That said, I've never even thought of going to the lengths of restitution you're contemplating. While it is debatable whether the music companies erred in not allowing for free download and whether property law, for policy purposes, should protect such interests, the law is the law, and I believe we should follow it, even as we might work to change it. Honestly, it would be impossible for me to remember which songs I had downloaded (now deleted for a good 7 years) and thus convey restitution.

My advice, from moral and biblical intuition (and not from what I would do, flawed as I am), is err on the side of righteousness giving no regard to selfish considerations.

the dad said...

Some wrongs in life can't be made "right". At least not exactly right. Delete the songs, ask for forgiveness, and thank God for the Holy Spirit that has accomplished a refining work in your character. God forgets the confessed sin, and we should too :). Very nice post, and a topic that I've struggled with too. There's software that allows you to copy DVDs too. I mean, if you rent it, why not just copy it so you can watch it later? Right? Pardon me while I remove my tongue from my cheek. Thanks again for a great post.

Melanie Brace said...

This is from Freddie:
Shawn, You are definitely right. You can find better things to do with your time then to waste it writing this and any other blog you might write. If your conscience is bothering that badly I would ask that you consider the following: traveling the speed limit(going to the Busl home I don't think you did less than 80 mph). This is to me is more concerning than borrowing someone's cd and making a copy of it. At those speeds you could put someone else's life at risk. This to me would be more thought provoking than the 17% that you seem to be so distraught about. Secondly I was thinking about sermons and information used at sermons. I'm sure you've gotten information from other sources and not given proper credit. This may occur only 17% of the time. The list goes on and on Shawn. I am not saying this to diminish the fact that we all do wrong things. Thank the Lord for His sacrifice on Calvary's cross for us.

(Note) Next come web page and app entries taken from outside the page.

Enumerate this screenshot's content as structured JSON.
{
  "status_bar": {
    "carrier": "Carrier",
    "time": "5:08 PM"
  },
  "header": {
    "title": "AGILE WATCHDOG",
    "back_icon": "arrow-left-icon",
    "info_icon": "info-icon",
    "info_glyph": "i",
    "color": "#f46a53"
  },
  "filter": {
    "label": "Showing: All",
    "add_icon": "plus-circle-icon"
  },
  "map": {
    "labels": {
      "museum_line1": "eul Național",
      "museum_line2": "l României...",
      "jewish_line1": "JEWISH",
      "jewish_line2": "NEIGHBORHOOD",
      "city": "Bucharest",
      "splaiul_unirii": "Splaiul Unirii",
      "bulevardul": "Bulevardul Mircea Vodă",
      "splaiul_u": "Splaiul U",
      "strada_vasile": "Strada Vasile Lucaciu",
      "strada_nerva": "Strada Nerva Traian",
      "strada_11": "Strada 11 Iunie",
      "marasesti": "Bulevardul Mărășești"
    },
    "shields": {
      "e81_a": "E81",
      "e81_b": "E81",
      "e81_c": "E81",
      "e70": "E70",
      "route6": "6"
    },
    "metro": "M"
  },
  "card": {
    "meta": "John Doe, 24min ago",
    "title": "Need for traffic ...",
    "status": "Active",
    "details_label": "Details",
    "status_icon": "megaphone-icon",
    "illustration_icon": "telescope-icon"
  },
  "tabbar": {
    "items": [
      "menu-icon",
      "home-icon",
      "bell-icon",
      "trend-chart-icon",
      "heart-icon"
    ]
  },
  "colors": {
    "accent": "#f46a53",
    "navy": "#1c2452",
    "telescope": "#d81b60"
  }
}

Shawn Brace said...

Thank you all for your comments. I appreciate them - though I'm not sure I quite understand yours, Freddie.

I am in the process of deleting my music right now, for what's it's worth!